*** Data extracts ***

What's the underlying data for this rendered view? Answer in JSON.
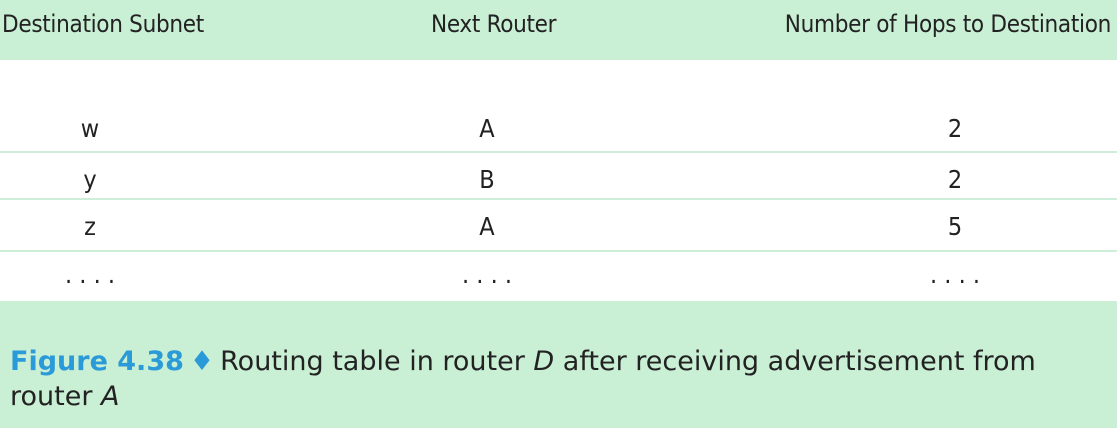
{
  "table": {
    "headers": {
      "destination": "Destination Subnet",
      "next_router": "Next Router",
      "hops": "Number of Hops to Destination"
    },
    "rows": [
      {
        "destination": "w",
        "next_router": "A",
        "hops": "2"
      },
      {
        "destination": "y",
        "next_router": "B",
        "hops": "2"
      },
      {
        "destination": "z",
        "next_router": "A",
        "hops": "5"
      },
      {
        "destination": ". . . .",
        "next_router": ". . . .",
        "hops": ". . . ."
      }
    ]
  },
  "caption": {
    "label": "Figure 4.38",
    "symbol": "♦",
    "text_part1": "Routing table in router ",
    "router1": "D",
    "text_part2": " after receiving advertisement from router ",
    "router2": "A"
  },
  "colors": {
    "band": "#c9efd4",
    "rule": "#cfeeda",
    "figure_label": "#2a9ad8"
  }
}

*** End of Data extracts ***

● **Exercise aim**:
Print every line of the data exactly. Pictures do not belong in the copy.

● **Written answer**:
What's the underlying data for this rendered view? Answer in JSON.
{
  "table": {
    "headers": {
      "destination": "Destination Subnet",
      "next_router": "Next Router",
      "hops": "Number of Hops to Destination"
    },
    "rows": [
      {
        "destination": "w",
        "next_router": "A",
        "hops": "2"
      },
      {
        "destination": "y",
        "next_router": "B",
        "hops": "2"
      },
      {
        "destination": "z",
        "next_router": "A",
        "hops": "5"
      },
      {
        "destination": ". . . .",
        "next_router": ". . . .",
        "hops": ". . . ."
      }
    ]
  },
  "caption": {
    "label": "Figure 4.38",
    "symbol": "♦",
    "text_part1": "Routing table in router ",
    "router1": "D",
    "text_part2": " after receiving advertisement from router ",
    "router2": "A"
  },
  "colors": {
    "band": "#c9efd4",
    "rule": "#cfeeda",
    "figure_label": "#2a9ad8"
  }
}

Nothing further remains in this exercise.